Photo by: Ryan Morril

Toward the end of summer, the New Jersey Department of Transportation will begin grading along Bonnet Island to create a recreation area as part of a restoration project involving land owned by the Edwin B. Forsythe National Wildlife Refuge. The grading is expected to take a few months to complete, said Daniel Triana, DOT public information officer.

The project is a unique collaboration among state and federal agencies to restore part of the area, south of the Causeway Bridge and west of Long Beach Island, to a salt marsh and to provide public access and walking trails once the site opens, which is expected in late 2017.

“Public access improvements will include a recreation area with benches, trails, storyboards and two pavilions overlooking the bay and wetlands area, where visitors can enjoy the surroundings and get a glimpse of the wildlife, such as migrating birds,” Triana said. “A parking area is being constructed near the entrance for convenient access.”

The restoration work, which began in March, is part of a mitigation plan approved by the DEP for environmental impacts from the Route 72 bridge construction. The initial work included clearing trees and vegetation to prepare the site, which was completed by April 1, per state regulation, Triana noted. Due to environmental restrictions, work will stop and start up again throughout the project.

The site, which is a former confined disposal facility (CDF), will see large-scale on-site transfer of soil to create tidal marsh. The site was a salt marsh prior to CDF creation, Triana said.

The project also includes the retrofitting of two existing stormwater basins within the Barnegat Bay watershed in northern Ocean County, which will remove harmful nitrogen from stormwater runoff before it gets discharged into Barnegat Bay.

“This will improve the health of the bay by reducing damaging algae blooms, which contribute to the degradation of submerged aquatic vegetation, which serves as a natural habitat for many species native to the bay,” Triana said.  —K.A.E.

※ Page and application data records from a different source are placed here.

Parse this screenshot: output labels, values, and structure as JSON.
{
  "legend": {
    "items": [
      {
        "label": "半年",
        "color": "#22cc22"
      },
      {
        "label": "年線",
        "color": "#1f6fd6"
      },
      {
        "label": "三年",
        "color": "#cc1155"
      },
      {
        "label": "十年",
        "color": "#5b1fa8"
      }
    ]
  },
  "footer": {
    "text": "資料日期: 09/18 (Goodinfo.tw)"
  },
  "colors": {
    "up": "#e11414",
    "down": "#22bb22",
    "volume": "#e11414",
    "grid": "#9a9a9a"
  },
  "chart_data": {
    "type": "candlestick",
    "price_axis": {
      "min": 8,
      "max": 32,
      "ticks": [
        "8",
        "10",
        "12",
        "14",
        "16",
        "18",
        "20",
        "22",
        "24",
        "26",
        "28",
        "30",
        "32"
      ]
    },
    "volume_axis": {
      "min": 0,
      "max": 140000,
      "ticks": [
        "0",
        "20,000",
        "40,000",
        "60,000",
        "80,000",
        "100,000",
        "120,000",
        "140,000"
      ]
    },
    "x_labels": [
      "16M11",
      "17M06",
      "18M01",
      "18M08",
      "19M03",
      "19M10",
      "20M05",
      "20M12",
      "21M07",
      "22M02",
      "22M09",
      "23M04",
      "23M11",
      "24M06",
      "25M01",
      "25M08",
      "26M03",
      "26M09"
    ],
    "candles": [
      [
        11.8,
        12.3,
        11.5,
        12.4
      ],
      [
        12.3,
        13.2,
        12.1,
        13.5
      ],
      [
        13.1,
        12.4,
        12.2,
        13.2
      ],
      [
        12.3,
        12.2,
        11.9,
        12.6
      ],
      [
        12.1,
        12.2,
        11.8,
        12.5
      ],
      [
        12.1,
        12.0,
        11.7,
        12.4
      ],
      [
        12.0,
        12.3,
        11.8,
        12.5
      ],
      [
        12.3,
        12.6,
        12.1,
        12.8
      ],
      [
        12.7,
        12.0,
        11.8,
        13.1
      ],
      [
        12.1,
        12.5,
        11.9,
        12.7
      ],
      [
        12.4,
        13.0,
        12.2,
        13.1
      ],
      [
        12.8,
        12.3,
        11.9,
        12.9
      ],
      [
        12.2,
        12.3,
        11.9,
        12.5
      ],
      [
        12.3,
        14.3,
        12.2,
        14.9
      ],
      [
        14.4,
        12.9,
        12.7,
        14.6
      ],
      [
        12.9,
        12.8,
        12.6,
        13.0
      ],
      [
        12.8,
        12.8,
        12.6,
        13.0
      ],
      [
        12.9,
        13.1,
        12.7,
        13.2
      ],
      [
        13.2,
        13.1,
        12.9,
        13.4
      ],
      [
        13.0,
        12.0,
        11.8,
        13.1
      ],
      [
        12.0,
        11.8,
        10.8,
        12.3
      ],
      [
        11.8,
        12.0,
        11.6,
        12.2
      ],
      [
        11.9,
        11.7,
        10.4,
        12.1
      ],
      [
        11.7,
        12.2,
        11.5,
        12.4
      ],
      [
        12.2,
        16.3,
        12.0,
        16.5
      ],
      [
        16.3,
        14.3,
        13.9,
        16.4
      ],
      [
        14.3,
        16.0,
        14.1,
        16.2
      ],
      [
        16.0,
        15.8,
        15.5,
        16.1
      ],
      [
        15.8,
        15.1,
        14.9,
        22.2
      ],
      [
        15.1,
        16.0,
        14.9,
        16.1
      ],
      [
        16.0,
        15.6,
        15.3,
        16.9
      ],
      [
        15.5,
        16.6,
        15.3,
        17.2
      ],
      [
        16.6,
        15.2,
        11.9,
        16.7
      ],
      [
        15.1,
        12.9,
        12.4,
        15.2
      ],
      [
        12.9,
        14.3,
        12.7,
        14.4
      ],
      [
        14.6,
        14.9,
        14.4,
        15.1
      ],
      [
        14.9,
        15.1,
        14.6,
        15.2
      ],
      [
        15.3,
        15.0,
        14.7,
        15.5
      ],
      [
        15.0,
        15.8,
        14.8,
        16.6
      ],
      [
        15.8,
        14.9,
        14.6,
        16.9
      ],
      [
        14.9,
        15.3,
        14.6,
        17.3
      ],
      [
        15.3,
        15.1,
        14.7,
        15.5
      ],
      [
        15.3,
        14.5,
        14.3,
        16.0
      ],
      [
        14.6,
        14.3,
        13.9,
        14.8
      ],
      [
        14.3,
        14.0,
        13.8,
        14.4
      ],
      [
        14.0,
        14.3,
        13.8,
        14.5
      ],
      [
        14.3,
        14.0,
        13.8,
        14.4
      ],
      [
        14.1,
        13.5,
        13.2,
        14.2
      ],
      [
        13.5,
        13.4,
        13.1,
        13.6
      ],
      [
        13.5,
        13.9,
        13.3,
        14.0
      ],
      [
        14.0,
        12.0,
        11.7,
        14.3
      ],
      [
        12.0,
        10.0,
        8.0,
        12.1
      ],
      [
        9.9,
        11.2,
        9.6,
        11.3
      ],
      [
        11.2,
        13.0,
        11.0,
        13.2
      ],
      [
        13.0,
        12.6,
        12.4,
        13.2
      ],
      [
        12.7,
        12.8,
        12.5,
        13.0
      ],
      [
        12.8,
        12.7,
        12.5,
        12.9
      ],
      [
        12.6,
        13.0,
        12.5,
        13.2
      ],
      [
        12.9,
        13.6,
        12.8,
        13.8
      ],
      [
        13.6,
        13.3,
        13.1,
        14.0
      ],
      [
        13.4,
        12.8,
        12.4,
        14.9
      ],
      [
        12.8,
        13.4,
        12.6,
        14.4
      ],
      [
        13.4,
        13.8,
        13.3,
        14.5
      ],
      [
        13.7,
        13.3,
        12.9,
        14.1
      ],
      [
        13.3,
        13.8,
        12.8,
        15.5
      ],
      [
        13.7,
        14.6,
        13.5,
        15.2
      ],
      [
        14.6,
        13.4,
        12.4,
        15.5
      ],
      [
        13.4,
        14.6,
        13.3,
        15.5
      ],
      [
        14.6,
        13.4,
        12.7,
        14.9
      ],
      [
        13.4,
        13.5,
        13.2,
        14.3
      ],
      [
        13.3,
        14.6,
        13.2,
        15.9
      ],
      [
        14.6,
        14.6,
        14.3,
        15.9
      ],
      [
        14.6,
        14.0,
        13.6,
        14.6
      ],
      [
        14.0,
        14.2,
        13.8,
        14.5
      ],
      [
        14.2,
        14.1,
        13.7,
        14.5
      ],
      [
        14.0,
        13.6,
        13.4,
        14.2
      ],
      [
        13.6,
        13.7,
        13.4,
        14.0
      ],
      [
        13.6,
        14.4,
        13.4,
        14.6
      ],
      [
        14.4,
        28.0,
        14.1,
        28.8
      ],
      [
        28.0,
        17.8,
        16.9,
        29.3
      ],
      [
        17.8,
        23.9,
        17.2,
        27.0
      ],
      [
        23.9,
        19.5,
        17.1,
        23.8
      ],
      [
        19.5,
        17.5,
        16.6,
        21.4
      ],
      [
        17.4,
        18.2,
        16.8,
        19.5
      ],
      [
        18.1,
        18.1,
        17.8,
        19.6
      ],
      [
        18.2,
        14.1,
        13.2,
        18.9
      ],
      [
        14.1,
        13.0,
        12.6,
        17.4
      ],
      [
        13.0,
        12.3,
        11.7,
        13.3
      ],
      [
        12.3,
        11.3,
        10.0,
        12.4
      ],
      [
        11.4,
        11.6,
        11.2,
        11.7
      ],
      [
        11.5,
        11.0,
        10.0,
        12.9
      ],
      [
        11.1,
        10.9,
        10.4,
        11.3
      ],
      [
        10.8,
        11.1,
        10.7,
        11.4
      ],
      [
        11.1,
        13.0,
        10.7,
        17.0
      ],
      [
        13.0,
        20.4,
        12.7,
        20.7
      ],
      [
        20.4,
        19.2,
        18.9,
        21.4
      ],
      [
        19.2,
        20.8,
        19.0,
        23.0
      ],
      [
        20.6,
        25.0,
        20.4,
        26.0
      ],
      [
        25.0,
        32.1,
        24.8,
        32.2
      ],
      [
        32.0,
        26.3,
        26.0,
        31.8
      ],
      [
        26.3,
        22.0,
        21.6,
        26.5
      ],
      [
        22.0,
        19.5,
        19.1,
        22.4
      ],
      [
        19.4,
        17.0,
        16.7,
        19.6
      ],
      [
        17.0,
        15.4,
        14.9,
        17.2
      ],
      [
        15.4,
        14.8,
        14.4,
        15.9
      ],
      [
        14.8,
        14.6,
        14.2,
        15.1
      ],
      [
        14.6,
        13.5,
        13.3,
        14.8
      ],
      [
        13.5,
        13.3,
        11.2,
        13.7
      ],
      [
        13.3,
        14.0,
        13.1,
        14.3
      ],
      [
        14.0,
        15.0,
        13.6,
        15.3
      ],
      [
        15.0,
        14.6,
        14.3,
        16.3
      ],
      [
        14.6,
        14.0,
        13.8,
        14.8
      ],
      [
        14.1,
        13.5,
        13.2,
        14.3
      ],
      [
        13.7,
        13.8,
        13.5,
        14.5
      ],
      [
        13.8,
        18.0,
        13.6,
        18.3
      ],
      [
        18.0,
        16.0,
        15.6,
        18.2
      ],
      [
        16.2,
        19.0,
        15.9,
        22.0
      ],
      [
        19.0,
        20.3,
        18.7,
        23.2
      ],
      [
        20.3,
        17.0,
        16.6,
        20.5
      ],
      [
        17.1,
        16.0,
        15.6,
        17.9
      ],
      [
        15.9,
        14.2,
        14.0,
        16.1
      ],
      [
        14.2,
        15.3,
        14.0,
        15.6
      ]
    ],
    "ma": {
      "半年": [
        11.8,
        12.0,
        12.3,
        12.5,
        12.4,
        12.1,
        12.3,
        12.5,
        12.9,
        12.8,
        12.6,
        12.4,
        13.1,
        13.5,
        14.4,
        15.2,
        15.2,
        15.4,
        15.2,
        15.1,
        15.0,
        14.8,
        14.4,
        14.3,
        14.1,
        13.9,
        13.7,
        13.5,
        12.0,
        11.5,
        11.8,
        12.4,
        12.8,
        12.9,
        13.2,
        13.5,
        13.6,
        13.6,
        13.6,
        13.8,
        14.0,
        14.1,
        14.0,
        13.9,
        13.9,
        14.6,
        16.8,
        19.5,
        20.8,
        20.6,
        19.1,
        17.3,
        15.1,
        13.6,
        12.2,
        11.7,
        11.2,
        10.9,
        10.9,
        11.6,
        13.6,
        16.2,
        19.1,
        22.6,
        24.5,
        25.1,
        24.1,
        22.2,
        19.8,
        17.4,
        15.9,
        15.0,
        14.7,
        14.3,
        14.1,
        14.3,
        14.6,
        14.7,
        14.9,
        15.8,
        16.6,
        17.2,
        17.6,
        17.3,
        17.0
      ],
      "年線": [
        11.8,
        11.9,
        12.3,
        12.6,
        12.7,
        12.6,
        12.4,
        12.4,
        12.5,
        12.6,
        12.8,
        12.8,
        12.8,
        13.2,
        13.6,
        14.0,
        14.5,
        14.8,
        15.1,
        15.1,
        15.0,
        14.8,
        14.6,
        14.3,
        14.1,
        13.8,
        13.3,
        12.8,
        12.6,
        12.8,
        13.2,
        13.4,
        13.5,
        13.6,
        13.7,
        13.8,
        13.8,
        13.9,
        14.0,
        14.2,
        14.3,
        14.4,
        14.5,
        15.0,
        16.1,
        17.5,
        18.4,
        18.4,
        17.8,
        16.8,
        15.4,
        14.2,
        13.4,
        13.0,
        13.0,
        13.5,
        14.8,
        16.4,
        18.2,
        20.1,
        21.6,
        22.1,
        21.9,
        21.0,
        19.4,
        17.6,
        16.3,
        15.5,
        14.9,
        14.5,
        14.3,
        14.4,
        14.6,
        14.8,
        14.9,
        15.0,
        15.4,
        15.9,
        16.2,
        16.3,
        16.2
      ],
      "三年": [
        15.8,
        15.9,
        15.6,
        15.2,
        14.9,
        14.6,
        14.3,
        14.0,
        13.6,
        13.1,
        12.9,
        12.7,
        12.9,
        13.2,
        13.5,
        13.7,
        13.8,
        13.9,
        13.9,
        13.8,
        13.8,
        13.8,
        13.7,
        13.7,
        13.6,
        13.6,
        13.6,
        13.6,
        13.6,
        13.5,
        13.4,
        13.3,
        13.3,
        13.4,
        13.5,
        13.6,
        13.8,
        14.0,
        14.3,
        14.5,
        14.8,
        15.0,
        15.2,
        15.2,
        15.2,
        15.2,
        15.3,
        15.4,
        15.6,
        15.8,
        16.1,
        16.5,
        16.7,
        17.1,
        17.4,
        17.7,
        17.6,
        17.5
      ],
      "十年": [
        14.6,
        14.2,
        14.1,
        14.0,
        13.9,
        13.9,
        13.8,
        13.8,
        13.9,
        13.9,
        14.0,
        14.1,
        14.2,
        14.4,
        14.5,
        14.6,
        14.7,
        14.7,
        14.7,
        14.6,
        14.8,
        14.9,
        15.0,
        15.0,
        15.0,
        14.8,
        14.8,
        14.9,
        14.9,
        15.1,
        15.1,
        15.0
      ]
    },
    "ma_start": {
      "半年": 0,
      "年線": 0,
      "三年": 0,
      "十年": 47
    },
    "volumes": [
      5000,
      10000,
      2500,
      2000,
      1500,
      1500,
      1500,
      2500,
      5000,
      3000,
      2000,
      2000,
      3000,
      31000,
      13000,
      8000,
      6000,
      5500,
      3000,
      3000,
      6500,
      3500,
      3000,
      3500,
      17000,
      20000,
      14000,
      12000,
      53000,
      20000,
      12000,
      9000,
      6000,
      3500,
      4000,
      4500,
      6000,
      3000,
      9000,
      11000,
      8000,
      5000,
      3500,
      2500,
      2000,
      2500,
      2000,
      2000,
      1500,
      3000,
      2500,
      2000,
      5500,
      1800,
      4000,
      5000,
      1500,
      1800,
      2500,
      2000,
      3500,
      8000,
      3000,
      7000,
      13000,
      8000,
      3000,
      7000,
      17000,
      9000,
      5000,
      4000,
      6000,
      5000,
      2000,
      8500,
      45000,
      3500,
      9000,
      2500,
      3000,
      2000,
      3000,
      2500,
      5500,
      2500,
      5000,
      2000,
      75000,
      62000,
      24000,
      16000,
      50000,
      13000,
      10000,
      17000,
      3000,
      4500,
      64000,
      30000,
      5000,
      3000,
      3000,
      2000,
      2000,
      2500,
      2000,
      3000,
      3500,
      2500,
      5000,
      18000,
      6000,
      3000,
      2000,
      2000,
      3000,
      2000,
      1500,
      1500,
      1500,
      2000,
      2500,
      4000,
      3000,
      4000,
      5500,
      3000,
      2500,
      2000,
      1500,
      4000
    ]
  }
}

(Photo by: Ryan Morrill)

(Photo by: Ryan Morrill)

(Photo by: Ryan Morrill)

(Photo by: Ryan Morrill)